On Dec. 19, 2023, in an important climate change case, the U.S. Court of Appeals for the D.C. Circuit cited and quoted a law review article written by Jonathan H. Adler, the inaugural Johan Verheij Memorial Professor of Law and Director of the Coleman P. Burke Center for Environmental Law.
In District of Columbia v. Exxon Mobil Corporation, the D.C. Circuit was asked to review whether a consumer protection lawsuit filed by the District against multiple energy companies should be removed to federal court. The companies had argued that because the claims relate to greenhouse gas emissions, and the problem of climate change which does not respect state boundaries, the claims should be heard and federal court and preempted.
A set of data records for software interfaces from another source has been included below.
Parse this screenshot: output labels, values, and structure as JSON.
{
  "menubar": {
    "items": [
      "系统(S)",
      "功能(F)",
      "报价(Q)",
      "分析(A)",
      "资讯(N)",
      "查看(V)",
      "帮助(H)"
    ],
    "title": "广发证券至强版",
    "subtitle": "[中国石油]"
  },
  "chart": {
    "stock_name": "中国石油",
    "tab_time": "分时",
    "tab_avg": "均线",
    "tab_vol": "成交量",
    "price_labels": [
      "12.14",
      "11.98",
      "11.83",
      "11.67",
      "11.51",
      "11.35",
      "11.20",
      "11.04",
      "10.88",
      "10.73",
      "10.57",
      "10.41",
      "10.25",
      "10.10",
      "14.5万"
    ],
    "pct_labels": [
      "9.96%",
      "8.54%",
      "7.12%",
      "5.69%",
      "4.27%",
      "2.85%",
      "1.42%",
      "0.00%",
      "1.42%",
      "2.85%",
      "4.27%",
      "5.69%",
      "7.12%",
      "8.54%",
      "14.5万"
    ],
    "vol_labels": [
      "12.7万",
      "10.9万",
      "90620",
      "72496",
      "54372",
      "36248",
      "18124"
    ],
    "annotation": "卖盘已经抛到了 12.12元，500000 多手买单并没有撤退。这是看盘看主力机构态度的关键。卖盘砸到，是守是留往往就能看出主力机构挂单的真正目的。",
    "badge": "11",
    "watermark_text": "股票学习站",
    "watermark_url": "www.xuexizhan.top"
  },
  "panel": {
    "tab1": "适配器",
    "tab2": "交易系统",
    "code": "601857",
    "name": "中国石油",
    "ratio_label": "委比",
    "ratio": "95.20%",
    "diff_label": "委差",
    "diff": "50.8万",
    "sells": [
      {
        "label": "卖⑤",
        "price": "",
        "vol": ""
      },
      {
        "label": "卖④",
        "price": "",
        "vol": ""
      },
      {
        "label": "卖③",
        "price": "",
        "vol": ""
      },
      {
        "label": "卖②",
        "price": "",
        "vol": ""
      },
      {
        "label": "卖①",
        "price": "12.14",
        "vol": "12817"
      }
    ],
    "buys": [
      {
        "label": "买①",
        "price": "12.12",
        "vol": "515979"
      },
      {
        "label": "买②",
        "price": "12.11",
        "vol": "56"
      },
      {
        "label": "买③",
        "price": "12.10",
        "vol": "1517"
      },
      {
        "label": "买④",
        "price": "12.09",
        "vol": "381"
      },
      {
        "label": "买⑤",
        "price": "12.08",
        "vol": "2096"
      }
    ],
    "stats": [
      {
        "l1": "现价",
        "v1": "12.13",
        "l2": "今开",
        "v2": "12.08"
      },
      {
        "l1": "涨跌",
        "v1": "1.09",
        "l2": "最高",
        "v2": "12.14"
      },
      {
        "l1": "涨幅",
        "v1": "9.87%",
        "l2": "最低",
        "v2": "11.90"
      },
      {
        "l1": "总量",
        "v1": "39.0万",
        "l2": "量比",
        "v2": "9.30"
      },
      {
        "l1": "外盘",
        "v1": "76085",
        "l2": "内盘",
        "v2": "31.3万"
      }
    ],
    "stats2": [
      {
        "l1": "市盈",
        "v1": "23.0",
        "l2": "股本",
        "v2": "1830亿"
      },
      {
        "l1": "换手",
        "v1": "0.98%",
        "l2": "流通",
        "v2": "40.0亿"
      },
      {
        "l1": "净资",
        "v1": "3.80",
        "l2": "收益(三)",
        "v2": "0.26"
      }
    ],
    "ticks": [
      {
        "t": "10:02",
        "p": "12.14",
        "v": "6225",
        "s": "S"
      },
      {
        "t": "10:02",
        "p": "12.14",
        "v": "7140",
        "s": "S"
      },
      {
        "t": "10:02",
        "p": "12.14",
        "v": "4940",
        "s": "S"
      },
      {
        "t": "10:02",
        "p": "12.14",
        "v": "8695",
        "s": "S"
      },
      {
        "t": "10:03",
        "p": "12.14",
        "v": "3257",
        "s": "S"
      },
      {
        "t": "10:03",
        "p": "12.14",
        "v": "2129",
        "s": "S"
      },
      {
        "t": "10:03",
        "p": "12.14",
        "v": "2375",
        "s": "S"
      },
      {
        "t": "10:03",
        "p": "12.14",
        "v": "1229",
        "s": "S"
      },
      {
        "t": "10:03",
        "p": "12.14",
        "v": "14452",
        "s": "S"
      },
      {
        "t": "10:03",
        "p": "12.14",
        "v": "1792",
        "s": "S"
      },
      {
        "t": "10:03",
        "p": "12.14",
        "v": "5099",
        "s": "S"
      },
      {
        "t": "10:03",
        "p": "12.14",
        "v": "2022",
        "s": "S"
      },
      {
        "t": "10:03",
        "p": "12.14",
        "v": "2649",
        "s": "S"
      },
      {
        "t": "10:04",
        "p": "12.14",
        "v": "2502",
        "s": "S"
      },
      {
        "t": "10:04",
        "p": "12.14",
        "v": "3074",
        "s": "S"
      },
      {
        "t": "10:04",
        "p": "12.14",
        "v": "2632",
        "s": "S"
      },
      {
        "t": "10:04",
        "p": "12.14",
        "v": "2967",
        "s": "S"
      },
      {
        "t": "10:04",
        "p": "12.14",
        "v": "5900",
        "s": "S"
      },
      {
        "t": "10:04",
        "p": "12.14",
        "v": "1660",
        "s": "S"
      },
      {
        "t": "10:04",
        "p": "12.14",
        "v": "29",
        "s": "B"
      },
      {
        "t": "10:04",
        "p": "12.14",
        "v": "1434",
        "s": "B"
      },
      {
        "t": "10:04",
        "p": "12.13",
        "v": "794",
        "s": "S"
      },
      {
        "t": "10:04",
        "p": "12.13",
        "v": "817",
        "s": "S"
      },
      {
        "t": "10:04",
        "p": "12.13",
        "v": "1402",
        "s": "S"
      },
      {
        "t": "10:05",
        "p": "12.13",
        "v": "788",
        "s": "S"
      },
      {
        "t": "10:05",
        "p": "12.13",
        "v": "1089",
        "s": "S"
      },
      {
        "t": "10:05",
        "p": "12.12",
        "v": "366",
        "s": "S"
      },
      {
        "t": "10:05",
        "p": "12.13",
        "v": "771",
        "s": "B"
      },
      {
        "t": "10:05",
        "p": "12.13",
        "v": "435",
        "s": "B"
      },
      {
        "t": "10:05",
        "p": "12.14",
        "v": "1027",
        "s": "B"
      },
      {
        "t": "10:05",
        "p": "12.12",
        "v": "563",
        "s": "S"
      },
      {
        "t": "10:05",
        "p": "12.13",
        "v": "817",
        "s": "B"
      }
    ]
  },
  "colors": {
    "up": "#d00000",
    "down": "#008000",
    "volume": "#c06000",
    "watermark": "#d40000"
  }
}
In concluding that federal environmental laws do not completely preempt climate change lawsuits raising state law claims, the court’s opinion cited and quoted from Adler’s 2022 article, “Displacement and Preemption of Climate Nuisance Claims,” published in the Journal of Law, Economics, and Policy. As Adler explained in this article, the displacement of federal common law claims relating to interstate pollution does not result in the preemption of state-law-based claims. To the contrary, Supreme Court precedent has expressly recognized that state-law-based claims arising from interstate pollution may still be heard in state courts.